┌──

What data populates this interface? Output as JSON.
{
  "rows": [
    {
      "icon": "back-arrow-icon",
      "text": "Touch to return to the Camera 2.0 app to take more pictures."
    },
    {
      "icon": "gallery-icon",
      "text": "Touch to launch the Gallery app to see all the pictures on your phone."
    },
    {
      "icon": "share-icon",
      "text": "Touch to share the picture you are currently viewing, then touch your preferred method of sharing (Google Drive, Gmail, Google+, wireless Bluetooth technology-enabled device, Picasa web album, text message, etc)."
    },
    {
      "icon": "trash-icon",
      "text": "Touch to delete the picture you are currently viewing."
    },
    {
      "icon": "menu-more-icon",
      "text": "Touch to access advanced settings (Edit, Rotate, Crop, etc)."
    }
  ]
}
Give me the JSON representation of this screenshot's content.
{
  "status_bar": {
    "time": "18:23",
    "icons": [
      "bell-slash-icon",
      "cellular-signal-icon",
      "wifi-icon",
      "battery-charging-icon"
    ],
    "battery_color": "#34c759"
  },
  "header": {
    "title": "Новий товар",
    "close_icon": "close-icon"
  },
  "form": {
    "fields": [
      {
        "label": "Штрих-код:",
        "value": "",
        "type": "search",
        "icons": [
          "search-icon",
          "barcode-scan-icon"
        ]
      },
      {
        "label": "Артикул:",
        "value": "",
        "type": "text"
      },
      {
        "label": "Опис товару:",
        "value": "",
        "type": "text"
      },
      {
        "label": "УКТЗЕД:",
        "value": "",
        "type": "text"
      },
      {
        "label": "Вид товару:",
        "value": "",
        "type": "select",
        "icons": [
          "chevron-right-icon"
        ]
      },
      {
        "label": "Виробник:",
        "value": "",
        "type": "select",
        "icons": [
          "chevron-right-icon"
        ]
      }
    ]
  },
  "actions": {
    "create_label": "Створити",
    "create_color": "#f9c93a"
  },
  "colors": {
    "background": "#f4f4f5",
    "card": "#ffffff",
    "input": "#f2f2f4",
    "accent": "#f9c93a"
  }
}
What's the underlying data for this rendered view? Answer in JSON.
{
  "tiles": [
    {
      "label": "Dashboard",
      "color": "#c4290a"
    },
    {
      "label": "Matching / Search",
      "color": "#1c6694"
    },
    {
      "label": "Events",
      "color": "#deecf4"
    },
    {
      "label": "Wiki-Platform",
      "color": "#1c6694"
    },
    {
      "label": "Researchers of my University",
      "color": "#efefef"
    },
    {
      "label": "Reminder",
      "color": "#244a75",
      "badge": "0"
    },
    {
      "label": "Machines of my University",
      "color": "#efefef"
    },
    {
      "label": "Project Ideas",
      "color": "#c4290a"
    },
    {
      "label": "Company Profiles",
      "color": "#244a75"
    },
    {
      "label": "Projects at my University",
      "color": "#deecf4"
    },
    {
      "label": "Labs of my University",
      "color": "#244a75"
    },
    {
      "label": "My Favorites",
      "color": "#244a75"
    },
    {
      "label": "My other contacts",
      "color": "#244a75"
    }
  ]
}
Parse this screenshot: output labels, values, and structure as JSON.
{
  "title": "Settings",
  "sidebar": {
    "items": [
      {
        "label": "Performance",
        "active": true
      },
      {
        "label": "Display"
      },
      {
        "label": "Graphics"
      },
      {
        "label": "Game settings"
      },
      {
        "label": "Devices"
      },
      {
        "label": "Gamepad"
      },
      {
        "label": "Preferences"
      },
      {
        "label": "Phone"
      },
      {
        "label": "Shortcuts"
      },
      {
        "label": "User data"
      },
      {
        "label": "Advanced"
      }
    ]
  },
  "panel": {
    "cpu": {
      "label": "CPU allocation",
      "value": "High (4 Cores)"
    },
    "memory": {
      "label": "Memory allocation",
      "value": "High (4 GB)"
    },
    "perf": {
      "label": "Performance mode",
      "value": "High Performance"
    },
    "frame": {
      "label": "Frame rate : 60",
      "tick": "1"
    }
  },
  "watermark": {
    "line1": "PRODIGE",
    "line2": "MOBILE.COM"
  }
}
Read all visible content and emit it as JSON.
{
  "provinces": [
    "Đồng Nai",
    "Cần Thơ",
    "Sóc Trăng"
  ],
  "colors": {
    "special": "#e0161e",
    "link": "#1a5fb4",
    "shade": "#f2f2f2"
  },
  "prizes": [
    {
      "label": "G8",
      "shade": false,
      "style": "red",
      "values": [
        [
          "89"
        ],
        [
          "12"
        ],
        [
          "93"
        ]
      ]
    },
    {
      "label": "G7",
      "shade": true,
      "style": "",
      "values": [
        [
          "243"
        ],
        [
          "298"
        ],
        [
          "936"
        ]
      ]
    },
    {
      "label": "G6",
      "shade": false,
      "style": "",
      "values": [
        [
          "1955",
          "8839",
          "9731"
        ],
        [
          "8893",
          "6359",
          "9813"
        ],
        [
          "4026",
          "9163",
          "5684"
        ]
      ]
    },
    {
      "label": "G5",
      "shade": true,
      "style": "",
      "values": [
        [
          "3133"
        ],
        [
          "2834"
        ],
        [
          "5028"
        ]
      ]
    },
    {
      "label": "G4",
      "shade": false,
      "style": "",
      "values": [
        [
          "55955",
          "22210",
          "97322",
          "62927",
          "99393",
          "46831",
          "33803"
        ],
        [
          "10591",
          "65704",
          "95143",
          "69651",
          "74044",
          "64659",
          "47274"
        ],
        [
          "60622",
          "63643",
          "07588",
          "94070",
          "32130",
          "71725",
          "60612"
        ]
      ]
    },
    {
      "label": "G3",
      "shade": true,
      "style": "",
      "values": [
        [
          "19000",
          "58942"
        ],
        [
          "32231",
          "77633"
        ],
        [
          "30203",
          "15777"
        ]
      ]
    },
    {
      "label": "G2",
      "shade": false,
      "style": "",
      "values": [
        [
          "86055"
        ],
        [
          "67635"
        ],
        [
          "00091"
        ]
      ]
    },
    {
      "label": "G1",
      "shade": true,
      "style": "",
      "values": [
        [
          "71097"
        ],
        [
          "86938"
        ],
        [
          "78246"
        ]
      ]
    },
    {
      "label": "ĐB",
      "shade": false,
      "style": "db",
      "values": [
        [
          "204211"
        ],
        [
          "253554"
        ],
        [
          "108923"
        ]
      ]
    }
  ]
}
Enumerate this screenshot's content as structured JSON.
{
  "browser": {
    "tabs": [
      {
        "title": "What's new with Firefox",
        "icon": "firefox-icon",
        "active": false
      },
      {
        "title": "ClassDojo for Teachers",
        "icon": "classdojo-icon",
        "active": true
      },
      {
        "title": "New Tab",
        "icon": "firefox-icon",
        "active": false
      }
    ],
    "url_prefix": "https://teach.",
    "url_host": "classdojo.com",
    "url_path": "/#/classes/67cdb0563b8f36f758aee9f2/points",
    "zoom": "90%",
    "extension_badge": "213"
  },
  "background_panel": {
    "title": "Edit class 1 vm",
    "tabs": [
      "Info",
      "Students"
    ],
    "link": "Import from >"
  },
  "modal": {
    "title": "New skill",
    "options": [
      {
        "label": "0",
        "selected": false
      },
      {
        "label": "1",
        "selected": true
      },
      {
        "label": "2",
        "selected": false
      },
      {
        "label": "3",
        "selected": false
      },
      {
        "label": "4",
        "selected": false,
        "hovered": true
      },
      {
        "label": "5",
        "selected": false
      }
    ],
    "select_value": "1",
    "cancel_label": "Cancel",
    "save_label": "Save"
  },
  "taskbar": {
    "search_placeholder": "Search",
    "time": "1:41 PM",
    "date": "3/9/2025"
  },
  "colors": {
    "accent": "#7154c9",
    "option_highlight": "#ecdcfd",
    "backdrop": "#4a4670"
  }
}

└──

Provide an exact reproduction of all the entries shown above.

What data populates this interface? Output as JSON.
{
  "rows": [
    {
      "icon": "back-arrow-icon",
      "text": "Touch to return to the Camera 2.0 app to take more pictures."
    },
    {
      "icon": "gallery-icon",
      "text": "Touch to launch the Gallery app to see all the pictures on your phone."
    },
    {
      "icon": "share-icon",
      "text": "Touch to share the picture you are currently viewing, then touch your preferred method of sharing (Google Drive, Gmail, Google+, wireless Bluetooth technology-enabled device, Picasa web album, text message, etc)."
    },
    {
      "icon": "trash-icon",
      "text": "Touch to delete the picture you are currently viewing."
    },
    {
      "icon": "menu-more-icon",
      "text": "Touch to access advanced settings (Edit, Rotate, Crop, etc)."
    }
  ]
}
Give me the JSON representation of this screenshot's content.
{
  "status_bar": {
    "time": "18:23",
    "icons": [
      "bell-slash-icon",
      "cellular-signal-icon",
      "wifi-icon",
      "battery-charging-icon"
    ],
    "battery_color": "#34c759"
  },
  "header": {
    "title": "Новий товар",
    "close_icon": "close-icon"
  },
  "form": {
    "fields": [
      {
        "label": "Штрих-код:",
        "value": "",
        "type": "search",
        "icons": [
          "search-icon",
          "barcode-scan-icon"
        ]
      },
      {
        "label": "Артикул:",
        "value": "",
        "type": "text"
      },
      {
        "label": "Опис товару:",
        "value": "",
        "type": "text"
      },
      {
        "label": "УКТЗЕД:",
        "value": "",
        "type": "text"
      },
      {
        "label": "Вид товару:",
        "value": "",
        "type": "select",
        "icons": [
          "chevron-right-icon"
        ]
      },
      {
        "label": "Виробник:",
        "value": "",
        "type": "select",
        "icons": [
          "chevron-right-icon"
        ]
      }
    ]
  },
  "actions": {
    "create_label": "Створити",
    "create_color": "#f9c93a"
  },
  "colors": {
    "background": "#f4f4f5",
    "card": "#ffffff",
    "input": "#f2f2f4",
    "accent": "#f9c93a"
  }
}
What's the underlying data for this rendered view? Answer in JSON.
{
  "tiles": [
    {
      "label": "Dashboard",
      "color": "#c4290a"
    },
    {
      "label": "Matching / Search",
      "color": "#1c6694"
    },
    {
      "label": "Events",
      "color": "#deecf4"
    },
    {
      "label": "Wiki-Platform",
      "color": "#1c6694"
    },
    {
      "label": "Researchers of my University",
      "color": "#efefef"
    },
    {
      "label": "Reminder",
      "color": "#244a75",
      "badge": "0"
    },
    {
      "label": "Machines of my University",
      "color": "#efefef"
    },
    {
      "label": "Project Ideas",
      "color": "#c4290a"
    },
    {
      "label": "Company Profiles",
      "color": "#244a75"
    },
    {
      "label": "Projects at my University",
      "color": "#deecf4"
    },
    {
      "label": "Labs of my University",
      "color": "#244a75"
    },
    {
      "label": "My Favorites",
      "color": "#244a75"
    },
    {
      "label": "My other contacts",
      "color": "#244a75"
    }
  ]
}
Parse this screenshot: output labels, values, and structure as JSON.
{
  "title": "Settings",
  "sidebar": {
    "items": [
      {
        "label": "Performance",
        "active": true
      },
      {
        "label": "Display"
      },
      {
        "label": "Graphics"
      },
      {
        "label": "Game settings"
      },
      {
        "label": "Devices"
      },
      {
        "label": "Gamepad"
      },
      {
        "label": "Preferences"
      },
      {
        "label": "Phone"
      },
      {
        "label": "Shortcuts"
      },
      {
        "label": "User data"
      },
      {
        "label": "Advanced"
      }
    ]
  },
  "panel": {
    "cpu": {
      "label": "CPU allocation",
      "value": "High (4 Cores)"
    },
    "memory": {
      "label": "Memory allocation",
      "value": "High (4 GB)"
    },
    "perf": {
      "label": "Performance mode",
      "value": "High Performance"
    },
    "frame": {
      "label": "Frame rate : 60",
      "tick": "1"
    }
  },
  "watermark": {
    "line1": "PRODIGE",
    "line2": "MOBILE.COM"
  }
}
Read all visible content and emit it as JSON.
{
  "provinces": [
    "Đồng Nai",
    "Cần Thơ",
    "Sóc Trăng"
  ],
  "colors": {
    "special": "#e0161e",
    "link": "#1a5fb4",
    "shade": "#f2f2f2"
  },
  "prizes": [
    {
      "label": "G8",
      "shade": false,
      "style": "red",
      "values": [
        [
          "89"
        ],
        [
          "12"
        ],
        [
          "93"
        ]
      ]
    },
    {
      "label": "G7",
      "shade": true,
      "style": "",
      "values": [
        [
          "243"
        ],
        [
          "298"
        ],
        [
          "936"
        ]
      ]
    },
    {
      "label": "G6",
      "shade": false,
      "style": "",
      "values": [
        [
          "1955",
          "8839",
          "9731"
        ],
        [
          "8893",
          "6359",
          "9813"
        ],
        [
          "4026",
          "9163",
          "5684"
        ]
      ]
    },
    {
      "label": "G5",
      "shade": true,
      "style": "",
      "values": [
        [
          "3133"
        ],
        [
          "2834"
        ],
        [
          "5028"
        ]
      ]
    },
    {
      "label": "G4",
      "shade": false,
      "style": "",
      "values": [
        [
          "55955",
          "22210",
          "97322",
          "62927",
          "99393",
          "46831",
          "33803"
        ],
        [
          "10591",
          "65704",
          "95143",
          "69651",
          "74044",
          "64659",
          "47274"
        ],
        [
          "60622",
          "63643",
          "07588",
          "94070",
          "32130",
          "71725",
          "60612"
        ]
      ]
    },
    {
      "label": "G3",
      "shade": true,
      "style": "",
      "values": [
        [
          "19000",
          "58942"
        ],
        [
          "32231",
          "77633"
        ],
        [
          "30203",
          "15777"
        ]
      ]
    },
    {
      "label": "G2",
      "shade": false,
      "style": "",
      "values": [
        [
          "86055"
        ],
        [
          "67635"
        ],
        [
          "00091"
        ]
      ]
    },
    {
      "label": "G1",
      "shade": true,
      "style": "",
      "values": [
        [
          "71097"
        ],
        [
          "86938"
        ],
        [
          "78246"
        ]
      ]
    },
    {
      "label": "ĐB",
      "shade": false,
      "style": "db",
      "values": [
        [
          "204211"
        ],
        [
          "253554"
        ],
        [
          "108923"
        ]
      ]
    }
  ]
}
Enumerate this screenshot's content as structured JSON.
{
  "browser": {
    "tabs": [
      {
        "title": "What's new with Firefox",
        "icon": "firefox-icon",
        "active": false
      },
      {
        "title": "ClassDojo for Teachers",
        "icon": "classdojo-icon",
        "active": true
      },
      {
        "title": "New Tab",
        "icon": "firefox-icon",
        "active": false
      }
    ],
    "url_prefix": "https://teach.",
    "url_host": "classdojo.com",
    "url_path": "/#/classes/67cdb0563b8f36f758aee9f2/points",
    "zoom": "90%",
    "extension_badge": "213"
  },
  "background_panel": {
    "title": "Edit class 1 vm",
    "tabs": [
      "Info",
      "Students"
    ],
    "link": "Import from >"
  },
  "modal": {
    "title": "New skill",
    "options": [
      {
        "label": "0",
        "selected": false
      },
      {
        "label": "1",
        "selected": true
      },
      {
        "label": "2",
        "selected": false
      },
      {
        "label": "3",
        "selected": false
      },
      {
        "label": "4",
        "selected": false,
        "hovered": true
      },
      {
        "label": "5",
        "selected": false
      }
    ],
    "select_value": "1",
    "cancel_label": "Cancel",
    "save_label": "Save"
  },
  "taskbar": {
    "search_placeholder": "Search",
    "time": "1:41 PM",
    "date": "3/9/2025"
  },
  "colors": {
    "accent": "#7154c9",
    "option_highlight": "#ecdcfd",
    "backdrop": "#4a4670"
  }
}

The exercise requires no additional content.